- By late summer, mason bees transform into fully-formed adults and remain dormant and safe inside their brood cells throughout the winter.
- Early in the following spring the process repeats itself. The new generation chewing through their cocoon and mud walls to emerge into the world, usually in perfect timing with the early blooming trees, shrubs, and flowers.
Solitary Bee Hive made even better with a opening lid to see inside! The bee nester is constructed in durable FSC certified timber with additional stacking trays which can be opened for inspection and cleaning. Always a friend to the gardener, attracting solitary bees to the garden is not only safe, but beneficial to the pollination of flowers, fruit and vegetables.
The hole sizes of this habitat are precisely specified to attract non-swarming bees like the Red Mason Bee, Leafcutter Bee and other solitary bees. These friendly bees are industrious and safe around children and pets. The bees are naturally attracted to holes in wood and the Interactive solitary beehive provides a habitat that has become harder to find in modern gardens.

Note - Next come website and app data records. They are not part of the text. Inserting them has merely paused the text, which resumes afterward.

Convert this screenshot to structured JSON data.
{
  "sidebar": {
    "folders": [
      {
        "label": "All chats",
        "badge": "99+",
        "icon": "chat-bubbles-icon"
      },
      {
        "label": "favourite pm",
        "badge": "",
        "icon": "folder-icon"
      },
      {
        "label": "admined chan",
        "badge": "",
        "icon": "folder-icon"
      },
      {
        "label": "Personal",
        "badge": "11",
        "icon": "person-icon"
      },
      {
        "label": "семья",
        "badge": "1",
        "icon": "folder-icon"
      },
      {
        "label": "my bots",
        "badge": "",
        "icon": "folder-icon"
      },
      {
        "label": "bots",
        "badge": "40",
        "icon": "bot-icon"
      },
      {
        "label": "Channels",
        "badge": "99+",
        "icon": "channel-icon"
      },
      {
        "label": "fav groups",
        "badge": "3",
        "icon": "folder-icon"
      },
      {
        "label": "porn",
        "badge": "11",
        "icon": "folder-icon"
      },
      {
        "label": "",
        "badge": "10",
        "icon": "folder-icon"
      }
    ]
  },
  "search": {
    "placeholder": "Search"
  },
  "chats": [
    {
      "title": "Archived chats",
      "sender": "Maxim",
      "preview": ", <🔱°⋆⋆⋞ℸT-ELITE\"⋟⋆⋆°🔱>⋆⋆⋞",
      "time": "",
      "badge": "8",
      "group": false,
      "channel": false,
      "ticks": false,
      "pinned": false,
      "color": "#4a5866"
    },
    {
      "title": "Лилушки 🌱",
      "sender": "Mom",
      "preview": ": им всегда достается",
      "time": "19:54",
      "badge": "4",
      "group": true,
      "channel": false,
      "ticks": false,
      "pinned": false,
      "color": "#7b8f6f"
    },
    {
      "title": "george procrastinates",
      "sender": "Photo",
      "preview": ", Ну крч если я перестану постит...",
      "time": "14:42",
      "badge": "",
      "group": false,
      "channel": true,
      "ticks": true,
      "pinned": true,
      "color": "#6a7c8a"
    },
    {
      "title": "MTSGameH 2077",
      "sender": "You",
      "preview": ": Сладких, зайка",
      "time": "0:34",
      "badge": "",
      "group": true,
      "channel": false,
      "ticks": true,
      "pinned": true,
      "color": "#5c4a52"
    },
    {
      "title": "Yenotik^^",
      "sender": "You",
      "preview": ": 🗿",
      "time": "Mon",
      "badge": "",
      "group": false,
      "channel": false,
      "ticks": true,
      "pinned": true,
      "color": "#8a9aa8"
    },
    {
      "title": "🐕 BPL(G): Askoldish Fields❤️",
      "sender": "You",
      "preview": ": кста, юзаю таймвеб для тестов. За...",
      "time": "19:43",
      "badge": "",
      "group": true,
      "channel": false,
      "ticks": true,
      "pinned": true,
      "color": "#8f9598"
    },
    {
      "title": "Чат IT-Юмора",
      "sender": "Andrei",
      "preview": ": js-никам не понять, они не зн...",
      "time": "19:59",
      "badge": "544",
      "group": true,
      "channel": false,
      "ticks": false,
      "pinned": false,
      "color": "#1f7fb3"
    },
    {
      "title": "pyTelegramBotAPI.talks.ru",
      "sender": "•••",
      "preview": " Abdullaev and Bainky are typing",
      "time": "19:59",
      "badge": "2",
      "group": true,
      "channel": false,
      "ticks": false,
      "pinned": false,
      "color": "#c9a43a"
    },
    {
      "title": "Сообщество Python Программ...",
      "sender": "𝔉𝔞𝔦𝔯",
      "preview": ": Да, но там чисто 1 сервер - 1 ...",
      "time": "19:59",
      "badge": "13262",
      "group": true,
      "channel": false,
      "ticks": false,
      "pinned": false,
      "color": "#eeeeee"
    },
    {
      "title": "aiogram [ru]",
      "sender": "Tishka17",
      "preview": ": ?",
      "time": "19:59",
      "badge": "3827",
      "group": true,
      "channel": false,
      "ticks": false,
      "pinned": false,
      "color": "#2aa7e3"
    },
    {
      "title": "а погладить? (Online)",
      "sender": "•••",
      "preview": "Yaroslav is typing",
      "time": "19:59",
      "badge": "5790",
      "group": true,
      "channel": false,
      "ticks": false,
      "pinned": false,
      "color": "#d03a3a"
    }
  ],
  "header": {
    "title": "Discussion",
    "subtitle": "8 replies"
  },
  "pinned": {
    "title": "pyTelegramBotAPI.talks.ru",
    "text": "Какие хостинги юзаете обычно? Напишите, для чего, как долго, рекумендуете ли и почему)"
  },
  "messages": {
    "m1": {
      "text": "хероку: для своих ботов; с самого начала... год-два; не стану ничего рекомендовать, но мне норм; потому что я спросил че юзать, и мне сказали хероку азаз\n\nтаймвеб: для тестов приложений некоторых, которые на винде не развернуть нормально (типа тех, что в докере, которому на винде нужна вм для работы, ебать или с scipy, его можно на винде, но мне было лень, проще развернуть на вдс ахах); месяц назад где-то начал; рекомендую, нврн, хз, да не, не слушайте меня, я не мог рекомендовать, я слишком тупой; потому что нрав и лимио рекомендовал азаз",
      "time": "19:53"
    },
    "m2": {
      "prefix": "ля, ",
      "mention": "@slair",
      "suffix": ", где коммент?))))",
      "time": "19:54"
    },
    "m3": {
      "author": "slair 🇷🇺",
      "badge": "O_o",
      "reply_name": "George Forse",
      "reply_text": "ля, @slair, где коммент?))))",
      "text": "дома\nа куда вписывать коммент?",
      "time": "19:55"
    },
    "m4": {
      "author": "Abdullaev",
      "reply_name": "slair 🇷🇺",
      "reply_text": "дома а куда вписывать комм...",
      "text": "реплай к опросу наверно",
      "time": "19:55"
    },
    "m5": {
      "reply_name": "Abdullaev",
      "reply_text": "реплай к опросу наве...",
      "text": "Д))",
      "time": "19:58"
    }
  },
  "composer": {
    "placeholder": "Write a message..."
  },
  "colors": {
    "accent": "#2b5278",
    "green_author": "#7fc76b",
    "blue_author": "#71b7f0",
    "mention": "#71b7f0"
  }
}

Fascinating and great for education, the beehive trays can be carefully separated to view the formation of small cells where the eggs are laid, or indeed where predators have been active.
- NEW FEATURE the roof section flips up to reveal a perspex covered tray, allowing frequent easy monitoring of bee nesting activity and larvae development.
Site in a sunny position facing between south to south east to catch some morning sun.
- Mounting height between ground level and 6-7 ft.
- No chemical treatments needed as the habitat is made from durable FSC certified timber
- Stacking trays may be inspected after bee activity has ceased (Autumn/Winter)
- Protect full bee tubes with mesh to prevent predation by woodpeckers
Stop in our showroom to see this and other bee merchandise for your pollinator gardens.
Learn all about Plants for Bees and other Pollinators.